Renegade Hero: The True Story of RAF Pilot Terry Peet and his Clandestine Mercy Flying with the CIA
Format: PDF / Kindle (mobi) / ePub
Cold war helicopter ace Terry Peet lived for flying. He was a ‘go anywhere, do anything,’ Royal Air Force pilot with a reputation for ‘sheer guts’. Whether ferrying troops to remote jungle landing zones or snatching casualties from makeshift clearings surrounded by two-hundred-feet high trees, he willingly pushed himself and his primitive Sycamore helicopter to the limit. During two years in the hot spots of Malaya and Borneo with the RAF, he repeatedly cheated death and earned a Queen’s Commendation for Valuable Service in the Air. Then suddenly he disappeared without trace, apparently drowned tragically while on a recreational scuba dive off the North Wales coast. Six years later he dramatically reappeared in a back-from-the-dead drama worthy of fiction. The media hailed him enthusiastically as a renegade hero and ‘Flying Pimpernel’ when the story of his mysterious disappearance and subsequent extraordinary double life unfolded.

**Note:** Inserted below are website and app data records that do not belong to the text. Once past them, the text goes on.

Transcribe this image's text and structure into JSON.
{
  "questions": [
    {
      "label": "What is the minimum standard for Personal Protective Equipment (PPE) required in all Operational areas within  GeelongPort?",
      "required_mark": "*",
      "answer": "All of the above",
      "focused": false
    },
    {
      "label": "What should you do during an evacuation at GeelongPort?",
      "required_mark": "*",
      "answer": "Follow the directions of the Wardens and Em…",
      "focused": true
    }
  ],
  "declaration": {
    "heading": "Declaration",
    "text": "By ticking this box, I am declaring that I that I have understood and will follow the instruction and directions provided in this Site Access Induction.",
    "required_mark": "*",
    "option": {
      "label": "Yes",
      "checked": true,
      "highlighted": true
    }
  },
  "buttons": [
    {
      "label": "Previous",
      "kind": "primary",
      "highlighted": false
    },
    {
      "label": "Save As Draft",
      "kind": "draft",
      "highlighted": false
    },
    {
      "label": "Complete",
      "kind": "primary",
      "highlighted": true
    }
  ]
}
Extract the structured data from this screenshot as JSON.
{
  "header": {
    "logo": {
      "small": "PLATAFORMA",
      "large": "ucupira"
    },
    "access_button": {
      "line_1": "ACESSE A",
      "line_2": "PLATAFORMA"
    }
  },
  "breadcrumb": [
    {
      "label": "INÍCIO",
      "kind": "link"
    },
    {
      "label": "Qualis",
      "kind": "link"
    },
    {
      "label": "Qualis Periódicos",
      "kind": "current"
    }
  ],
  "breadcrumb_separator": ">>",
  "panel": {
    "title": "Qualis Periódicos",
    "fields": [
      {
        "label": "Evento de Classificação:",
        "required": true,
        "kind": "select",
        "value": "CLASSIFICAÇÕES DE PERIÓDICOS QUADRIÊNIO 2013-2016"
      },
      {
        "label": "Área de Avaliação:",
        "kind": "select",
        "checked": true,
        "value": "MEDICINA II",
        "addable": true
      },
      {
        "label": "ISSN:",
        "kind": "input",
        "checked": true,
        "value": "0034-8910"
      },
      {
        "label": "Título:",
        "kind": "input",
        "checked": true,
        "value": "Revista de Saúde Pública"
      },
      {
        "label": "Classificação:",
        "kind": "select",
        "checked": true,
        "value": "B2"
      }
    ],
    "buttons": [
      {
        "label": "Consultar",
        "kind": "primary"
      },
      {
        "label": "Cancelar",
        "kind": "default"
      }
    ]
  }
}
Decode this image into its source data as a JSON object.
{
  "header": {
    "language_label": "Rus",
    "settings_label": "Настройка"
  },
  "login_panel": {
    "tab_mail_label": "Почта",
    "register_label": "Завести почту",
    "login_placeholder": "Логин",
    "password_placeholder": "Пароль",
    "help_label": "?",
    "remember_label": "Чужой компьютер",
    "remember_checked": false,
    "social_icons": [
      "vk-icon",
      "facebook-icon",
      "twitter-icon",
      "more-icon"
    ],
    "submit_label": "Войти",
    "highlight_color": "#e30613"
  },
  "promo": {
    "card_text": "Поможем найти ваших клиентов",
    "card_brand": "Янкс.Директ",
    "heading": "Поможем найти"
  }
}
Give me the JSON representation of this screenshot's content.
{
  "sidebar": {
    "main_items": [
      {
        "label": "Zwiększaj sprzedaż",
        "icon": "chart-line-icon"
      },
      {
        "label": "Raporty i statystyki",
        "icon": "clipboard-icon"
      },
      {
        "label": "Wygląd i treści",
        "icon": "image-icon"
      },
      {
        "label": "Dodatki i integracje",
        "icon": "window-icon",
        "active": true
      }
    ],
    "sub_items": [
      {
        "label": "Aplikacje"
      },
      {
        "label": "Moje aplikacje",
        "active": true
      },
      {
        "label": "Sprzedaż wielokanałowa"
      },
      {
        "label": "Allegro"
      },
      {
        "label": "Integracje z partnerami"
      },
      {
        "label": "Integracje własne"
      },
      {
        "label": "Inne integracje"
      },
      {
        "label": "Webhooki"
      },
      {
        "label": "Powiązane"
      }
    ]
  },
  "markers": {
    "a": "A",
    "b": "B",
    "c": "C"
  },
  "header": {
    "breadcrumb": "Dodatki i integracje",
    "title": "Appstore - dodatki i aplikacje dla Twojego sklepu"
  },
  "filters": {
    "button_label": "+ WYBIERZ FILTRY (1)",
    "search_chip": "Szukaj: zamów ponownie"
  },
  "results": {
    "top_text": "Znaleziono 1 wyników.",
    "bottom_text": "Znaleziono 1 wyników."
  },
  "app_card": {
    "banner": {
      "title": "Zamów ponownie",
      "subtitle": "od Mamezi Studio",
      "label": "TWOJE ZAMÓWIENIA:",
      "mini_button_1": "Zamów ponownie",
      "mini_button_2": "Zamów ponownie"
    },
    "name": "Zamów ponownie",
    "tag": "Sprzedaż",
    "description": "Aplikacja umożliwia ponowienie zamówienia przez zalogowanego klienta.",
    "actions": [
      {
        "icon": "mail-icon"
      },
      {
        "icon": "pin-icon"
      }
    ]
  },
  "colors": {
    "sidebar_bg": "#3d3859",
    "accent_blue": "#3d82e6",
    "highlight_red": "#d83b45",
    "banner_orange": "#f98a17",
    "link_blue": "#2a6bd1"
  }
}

In fact he had been recruited by the CIA for a clandestine air force involved in paramilitary operations in the former Belgian Congo. He was told that his departure from the RAF had to be ‘covert’. The summary presented in his eventual court martial crucially omitted this. It also failed to disclose that his employment as a mercenary, or ‘contract pilot’ to use the CIA’s more inoffensive terminology, received the tacit approval of British intelligence. Moreover, a claim that the RAF had not seen or heard anything of him following his disappearance in Anglesey was completely untrue.
This book is the true revelation of an entirely mysterious affair as told to the author by Terry Peet.
since leaving Tern Hill he felt like a fugitive. Chapter Twenty-five Paradise Found… Kauai is the northernmost of the Hawaiian Islands, geologically the oldest and the most verdant. Known as the ‘Garden Isle’, it has captivated visitors ever since Captain James Cook became the first outsider to set eyes on it in 1778. There are few places on earth where such an array of stunning scenery is compressed into five hundred square miles with the ocean as an ever-present backdrop. For Jack Harter, a
no question of maintaining his substantive pay since he was ‘starting a new career – at the bottom’. Although angry and disappointed, Terry put the rebuff behind him and concentrated on securing his wings. He thoroughly enjoyed flight training. In part this was due to being teamed up with two white Africans, one from Kenya and another from Rhodesia, with whom he ‘got along very well’. They became thick as proverbial thieves, something not lost on their instructors. At the end of the course all
attaché to the Congo, who was probably also MI6’s man on the spot, Colonel Robert ‘Barney’ Brook-Fox. Slim and of medium height, he walked with a pronounced limp, the result of losing a kneecap when a bomb exploded near his vehicle in North Africa during the Second World War. He wanted Terry to take a despatch back to the embassy in Leopoldville. ‘I’ll be glad to,’ Terry smiled, ‘always pleased to be at Her Majesty’s service.’ ‘Thank you very much,’ acknowledged Brook-Fox. ‘I’m sure we’ll be
to fly it first.’ For Terry the opportunity to work with Bill Close was a godsend. It not only meant that he was still doing some humanitarian work but it also introduced him to Mobutu. He recalls returning from an Operation Survival trip and sitting with Close on the edge of Mobutu’s bed talking about the plight of his people. In the villages, they had taken Polaroid photographs of starving women and children to show him. In one village an old woman with a claw of a hand came out of a mud hut
H-19s with United Nations Children’s Fund (UNICEF) markings from a giant C-97 ‘Guppy’ cargo aircraft of the kind then normally used to transport Saturn rocket sections. They had just been flown in from San Francisco. In conversation it transpired that Robards was a helicopter charter entrepreneur from Dansville, New York, who had been contracted by UNICEF to operate an emergency helicopter airlift out of the coastal town of Calabar in the extreme south-eastern corner of Nigeria. An estimated